== Requirement ==
Your task is to copy each line in the listing that includes the word "COCODI".

== Extracted material ==
===
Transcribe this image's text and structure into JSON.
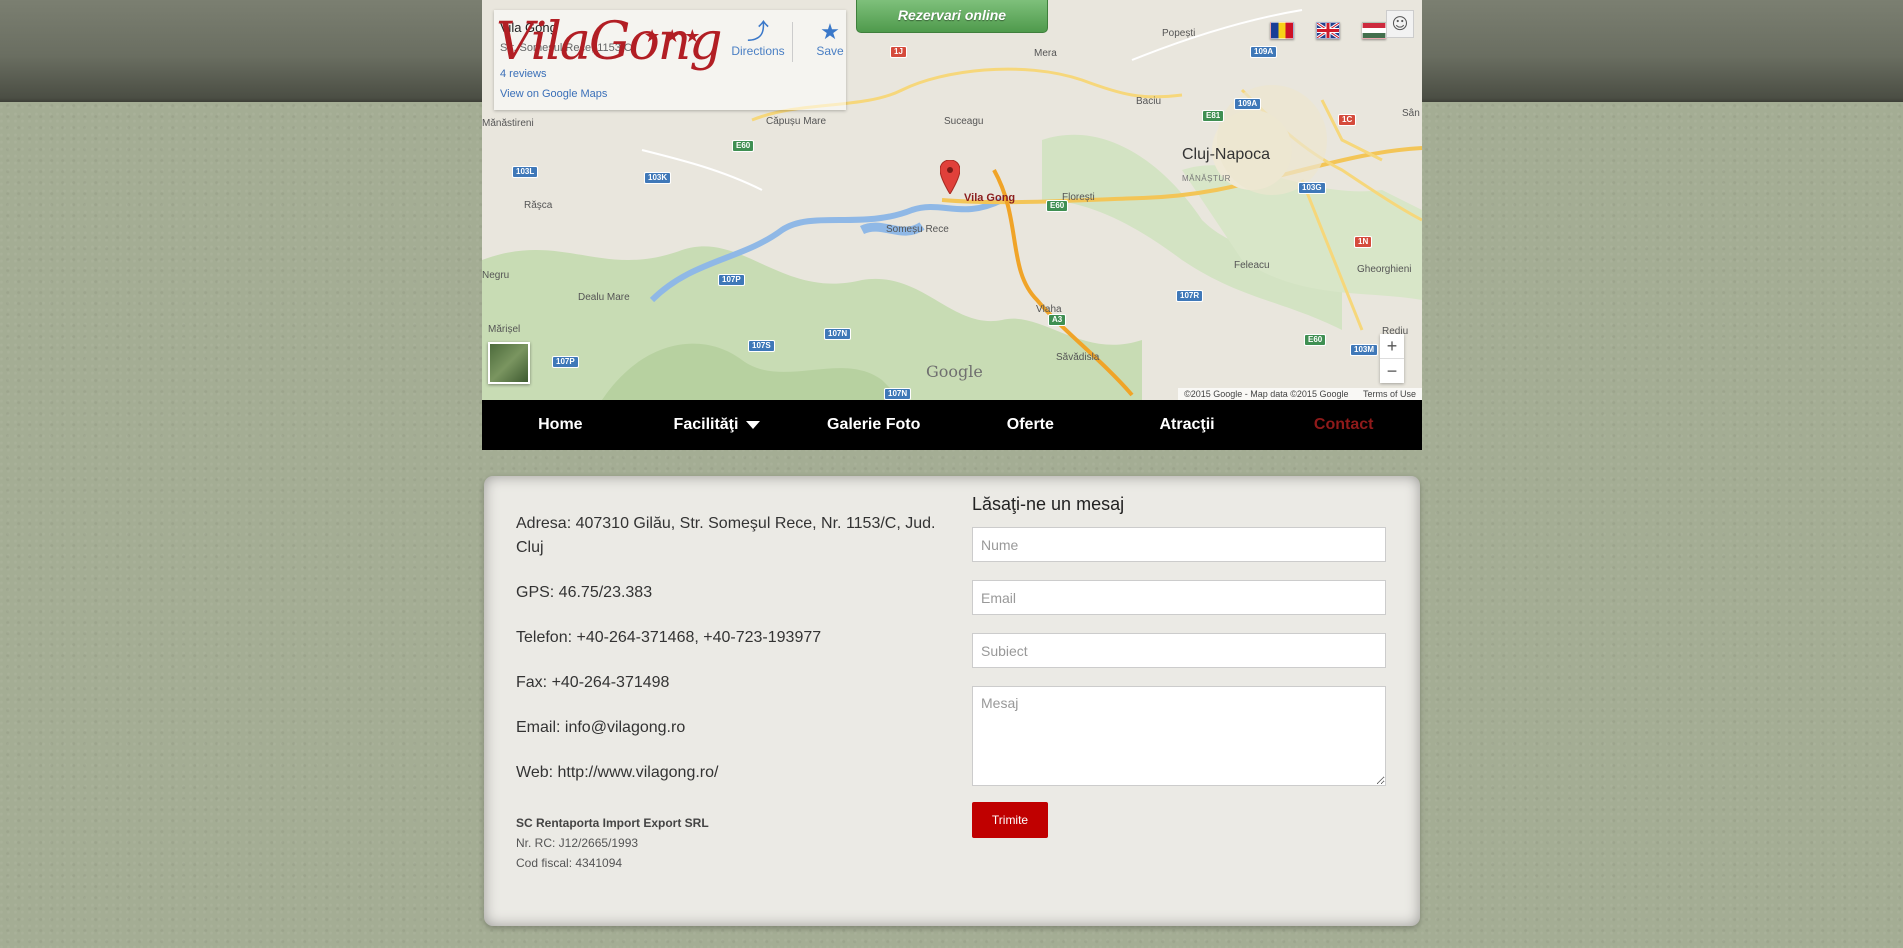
{
  "header": {
    "booking_button": "Rezervari online",
    "logo_text": "VilaGong",
    "logo_stars": "★★★",
    "languages": [
      "Română",
      "English",
      "Magyar"
    ]
  },
  "map": {
    "infobox": {
      "place_name": "Vila Gong",
      "address": "Str. Someșul Rece, 1153/C",
      "reviews": "4 reviews",
      "view_link": "View on Google Maps",
      "directions": "Directions",
      "save": "Save"
    },
    "marker_label": "Vila Gong",
    "places": [
      "Popești",
      "Mera",
      "Baciu",
      "Sân",
      "Mănăstireni",
      "Căpușu Mare",
      "Suceagu",
      "Cluj-Napoca",
      "MĂNĂȘTUR",
      "Florești",
      "Răşca",
      "Someșu Rece",
      "Dealu Mare",
      "Negru",
      "Feleacu",
      "Gheorghieni",
      "Vlaha",
      "Săvădisla",
      "Mărișel",
      "Rediu"
    ],
    "roads": [
      "1J",
      "109A",
      "E81",
      "109A",
      "1C",
      "E60",
      "103L",
      "103K",
      "E60",
      "103G",
      "1N",
      "107P",
      "107R",
      "A3",
      "E60",
      "107N",
      "107S",
      "107P",
      "103M",
      "107N"
    ],
    "google_logo": "Google",
    "attribution": "©2015 Google - Map data ©2015 Google",
    "terms": "Terms of Use",
    "zoom_in": "+",
    "zoom_out": "−"
  },
  "nav": {
    "items": [
      "Home",
      "Facilităţi",
      "Galerie Foto",
      "Oferte",
      "Atracţii",
      "Contact"
    ],
    "active": "Contact"
  },
  "contact": {
    "address": "Adresa: 407310 Gilău, Str. Someşul Rece, Nr. 1153/C, Jud. Cluj",
    "gps": "GPS: 46.75/23.383",
    "phone": "Telefon: +40-264-371468, +40-723-193977",
    "fax": "Fax: +40-264-371498",
    "email": "Email: info@vilagong.ro",
    "web": "Web: http://www.vilagong.ro/",
    "company_name": "SC Rentaporta Import Export SRL",
    "company_rc": "Nr. RC: J12/2665/1993",
    "company_cif": "Cod fiscal: 4341094"
  },
  "form": {
    "title": "Lăsaţi-ne un mesaj",
    "name_placeholder": "Nume",
    "email_placeholder": "Email",
    "subject_placeholder": "Subiect",
    "message_placeholder": "Mesaj",
    "submit_label": "Trimite"
  },
  "colors": {
    "background": "#a4ad94",
    "nav_background": "#000000",
    "nav_active": "#8f1a1a",
    "submit_button": "#c00000",
    "booking_button": "#5aa757",
    "logo": "#b21e24"
  }
}
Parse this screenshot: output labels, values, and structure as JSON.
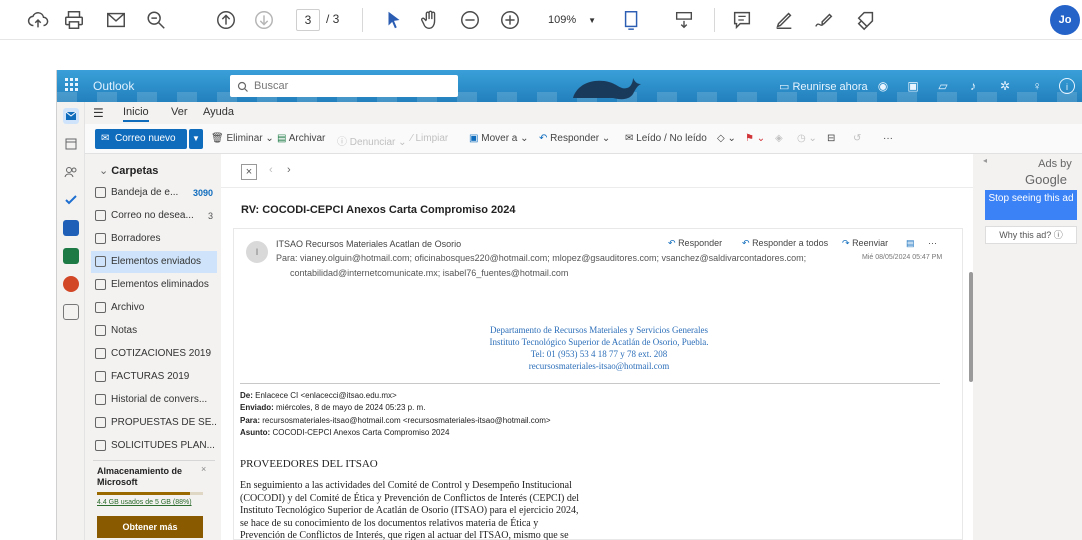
{
  "pdf_toolbar": {
    "page_current": "3",
    "page_total": "/ 3",
    "zoom": "109%",
    "user_initials": "Jo"
  },
  "outlook": {
    "app_name": "Outlook",
    "search_placeholder": "Buscar",
    "meet_now": "Reunirse ahora",
    "ribbon_tabs": [
      "Inicio",
      "Ver",
      "Ayuda"
    ],
    "new_mail": "Correo nuevo",
    "ribbon_actions": {
      "delete": "Eliminar",
      "archive": "Archivar",
      "report": "Denunciar",
      "sweep": "Limpiar",
      "move": "Mover a",
      "reply": "Responder",
      "read_unread": "Leído / No leído"
    },
    "folders_header": "Carpetas",
    "folders": [
      {
        "label": "Bandeja de e...",
        "count": "3090"
      },
      {
        "label": "Correo no desea...",
        "count": "3"
      },
      {
        "label": "Borradores",
        "count": ""
      },
      {
        "label": "Elementos enviados",
        "count": ""
      },
      {
        "label": "Elementos eliminados",
        "count": ""
      },
      {
        "label": "Archivo",
        "count": ""
      },
      {
        "label": "Notas",
        "count": ""
      },
      {
        "label": "COTIZACIONES 2019",
        "count": ""
      },
      {
        "label": "FACTURAS 2019",
        "count": ""
      },
      {
        "label": "Historial de convers...",
        "count": ""
      },
      {
        "label": "PROPUESTAS DE SE...",
        "count": ""
      },
      {
        "label": "SOLICITUDES PLAN...",
        "count": ""
      }
    ],
    "storage": {
      "title": "Almacenamiento de Microsoft",
      "usage": "4.4 GB usados de 5 GB (88%)",
      "usage_fraction": 0.88,
      "get_more": "Obtener más"
    }
  },
  "message": {
    "subject": "RV: COCODI-CEPCI Anexos Carta Compromiso 2024",
    "sender": "ITSAO Recursos Materiales Acatlan de Osorio",
    "to_label": "Para:",
    "to": "vianey.olguin@hotmail.com;  oficinabosques220@hotmail.com;  mlopez@gsauditores.com;  vsanchez@saldivarcontadores.com;",
    "cc": "contabilidad@internetcomunicate.mx;  isabel76_fuentes@hotmail.com",
    "date": "Mié 08/05/2024 05:47 PM",
    "actions": {
      "reply": "Responder",
      "reply_all": "Responder a todos",
      "forward": "Reenviar"
    },
    "signature": [
      "Departamento de Recursos Materiales y Servicios Generales",
      "Instituto Tecnológico Superior de Acatlán de Osorio, Puebla.",
      "Tel: 01 (953) 53 4 18 77 y 78  ext. 208",
      "recursosmateriales-itsao@hotmail.com"
    ],
    "fwd": {
      "from_label": "De:",
      "from": "Enlacece CI <enlacecci@itsao.edu.mx>",
      "sent_label": "Enviado:",
      "sent": "miércoles, 8 de mayo de 2024 05:23 p. m.",
      "to_label": "Para:",
      "to": "recursosmateriales-itsao@hotmail.com <recursosmateriales-itsao@hotmail.com>",
      "subject_label": "Asunto:",
      "subject": "COCODI-CEPCI Anexos Carta Compromiso 2024"
    },
    "body_title": "PROVEEDORES DEL ITSAO",
    "body_lines": [
      "En seguimiento a las actividades del Comité de Control y Desempeño Institucional",
      "(COCODI) y del Comité de Ética y Prevención de Conflictos de Interés (CEPCI) del",
      "Instituto Tecnológico Superior de Acatlán de Osorio (ITSAO) para el ejercicio 2024,",
      "se hace de su conocimiento de los documentos relativos materia de Ética y",
      "Prevención de Conflictos de Interés, que rigen al actuar del ITSAO, mismo que se"
    ]
  },
  "ad": {
    "ads_by": "Ads by",
    "google": "Google",
    "stop": "Stop seeing this ad",
    "why": "Why this ad? ⓘ"
  }
}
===
== Solution ==
    "subject": "RV: COCODI-CEPCI Anexos Carta Compromiso 2024",
      "subject": "COCODI-CEPCI Anexos Carta Compromiso 2024"
      "(COCODI) y del Comité de Ética y Prevención de Conflictos de Interés (CEPCI) del",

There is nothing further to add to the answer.